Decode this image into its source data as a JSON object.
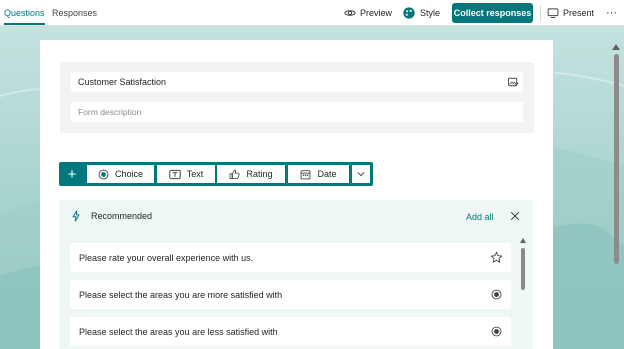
{
  "tabs": [
    {
      "label": "Questions",
      "active": true
    },
    {
      "label": "Responses",
      "active": false
    }
  ],
  "toolbar": {
    "preview_label": "Preview",
    "style_label": "Style",
    "collect_label": "Collect responses",
    "present_label": "Present",
    "more_label": "···"
  },
  "form": {
    "title": "Customer Satisfaction",
    "description_placeholder": "Form description"
  },
  "question_types": {
    "choice": "Choice",
    "text": "Text",
    "rating": "Rating",
    "date": "Date"
  },
  "recommended": {
    "title": "Recommended",
    "add_all": "Add all",
    "items": [
      {
        "label": "Please rate your overall experience with us.",
        "icon": "star-icon"
      },
      {
        "label": "Please select the areas you are more satisfied with",
        "icon": "radio-icon"
      },
      {
        "label": "Please select the areas you are less satisfied with",
        "icon": "radio-icon"
      }
    ]
  },
  "colors": {
    "accent": "#03787c",
    "background": "#a9d4cf"
  }
}
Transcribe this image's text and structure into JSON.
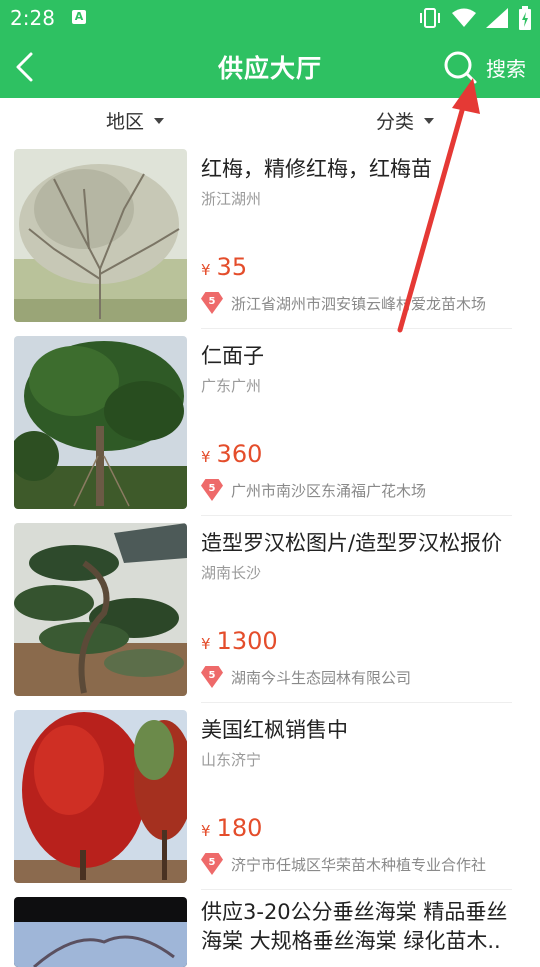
{
  "status_bar": {
    "time": "2:28",
    "notification_icon": "A"
  },
  "header": {
    "title": "供应大厅",
    "search_label": "搜索",
    "background_color": "#2ec162"
  },
  "filters": {
    "region_label": "地区",
    "category_label": "分类"
  },
  "listings": [
    {
      "title": "红梅，精修红梅，红梅苗",
      "region": "浙江湖州",
      "price_symbol": "¥",
      "price": "35",
      "supplier": "浙江省湖州市泗安镇云峰村爱龙苗木场",
      "badge": "5"
    },
    {
      "title": "仁面子",
      "region": "广东广州",
      "price_symbol": "¥",
      "price": "360",
      "supplier": "广州市南沙区东涌福广花木场",
      "badge": "5"
    },
    {
      "title": "造型罗汉松图片/造型罗汉松报价",
      "region": "湖南长沙",
      "price_symbol": "¥",
      "price": "1300",
      "supplier": "湖南今斗生态园林有限公司",
      "badge": "5"
    },
    {
      "title": "美国红枫销售中",
      "region": "山东济宁",
      "price_symbol": "¥",
      "price": "180",
      "supplier": "济宁市任城区华荣苗木种植专业合作社",
      "badge": "5"
    },
    {
      "title": "供应3-20公分垂丝海棠 精品垂丝海棠 大规格垂丝海棠 绿化苗木.."
    }
  ],
  "colors": {
    "accent": "#2ec162",
    "price": "#e44d2b",
    "badge": "#ee6a6a",
    "annotation": "#e53935"
  }
}
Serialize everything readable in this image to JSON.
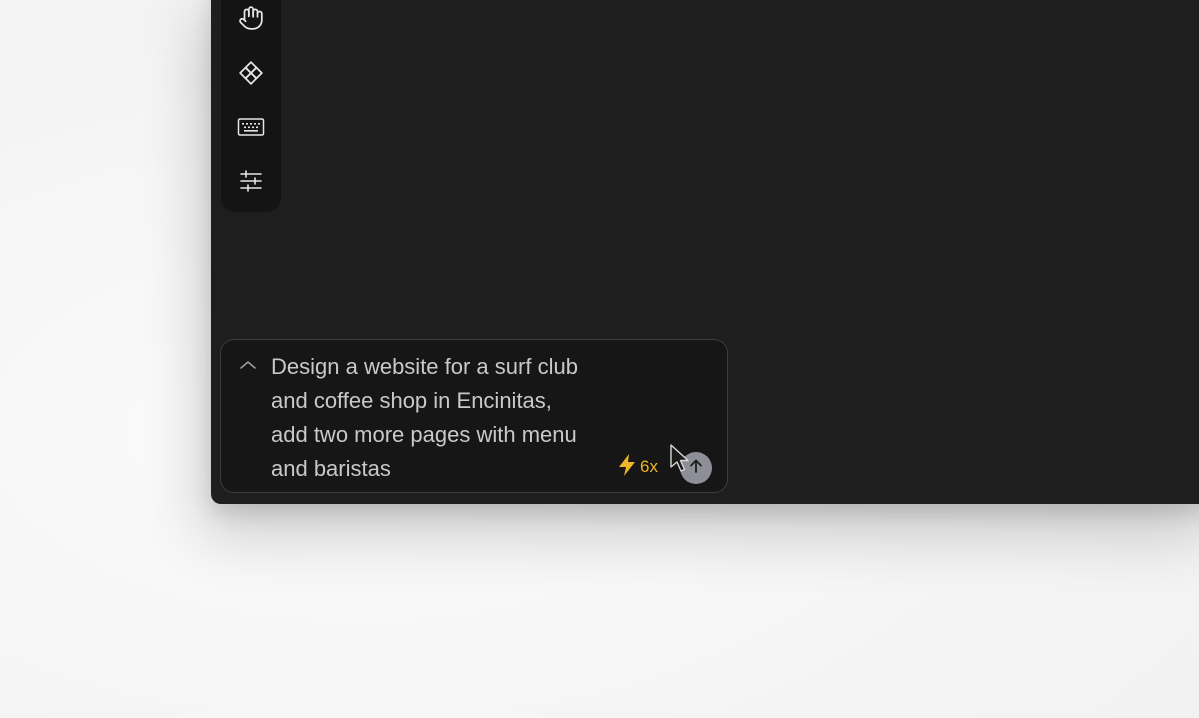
{
  "toolbar": {
    "tools": [
      {
        "name": "hand-tool",
        "icon": "hand-icon"
      },
      {
        "name": "component-tool",
        "icon": "component-diamond-icon"
      },
      {
        "name": "keyboard-tool",
        "icon": "keyboard-icon"
      },
      {
        "name": "settings-tool",
        "icon": "sliders-icon"
      }
    ]
  },
  "prompt": {
    "text": "Design a website for a surf club\nand coffee shop in Encinitas,\nadd two more pages with menu\nand baristas",
    "expand_icon": "chevron-up-icon",
    "credits_icon": "lightning-icon",
    "credits_label": "6x",
    "send_icon": "arrow-up-icon"
  },
  "colors": {
    "canvas": "#1e1e1e",
    "toolbar": "#141414",
    "prompt_bg": "#161616",
    "accent_credits": "#f0b429",
    "send_button": "#8e8e98"
  }
}
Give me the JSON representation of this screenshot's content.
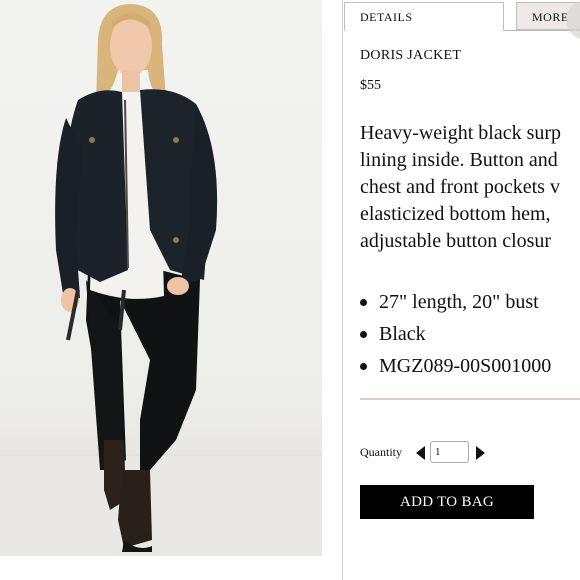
{
  "tabs": [
    {
      "label": "DETAILS",
      "active": true
    },
    {
      "label": "MORE",
      "active": false
    }
  ],
  "product": {
    "name": "DORIS JACKET",
    "price": "$55",
    "description_lines": [
      "Heavy-weight black surp",
      "lining inside. Button and",
      "chest and front pockets v",
      "elasticized bottom hem,",
      "adjustable button closur"
    ],
    "bullets": [
      "27\" length, 20\" bust",
      "Black",
      "MGZ089-00S001000"
    ]
  },
  "quantity": {
    "label": "Quantity",
    "value": "1"
  },
  "add_to_bag_label": "ADD TO BAG",
  "colors": {
    "button_bg": "#000000",
    "inactive_tab_bg": "#eee9e6",
    "divider": "#d8cfc9"
  }
}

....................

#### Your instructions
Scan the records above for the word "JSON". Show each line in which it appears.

#### Finished task
Decode this image into its source data as a JSON object.
Transcribe this image's text and structure into JSON.
Serialize everything readable in this image to JSON.
Give me the JSON representation of this screenshot's content.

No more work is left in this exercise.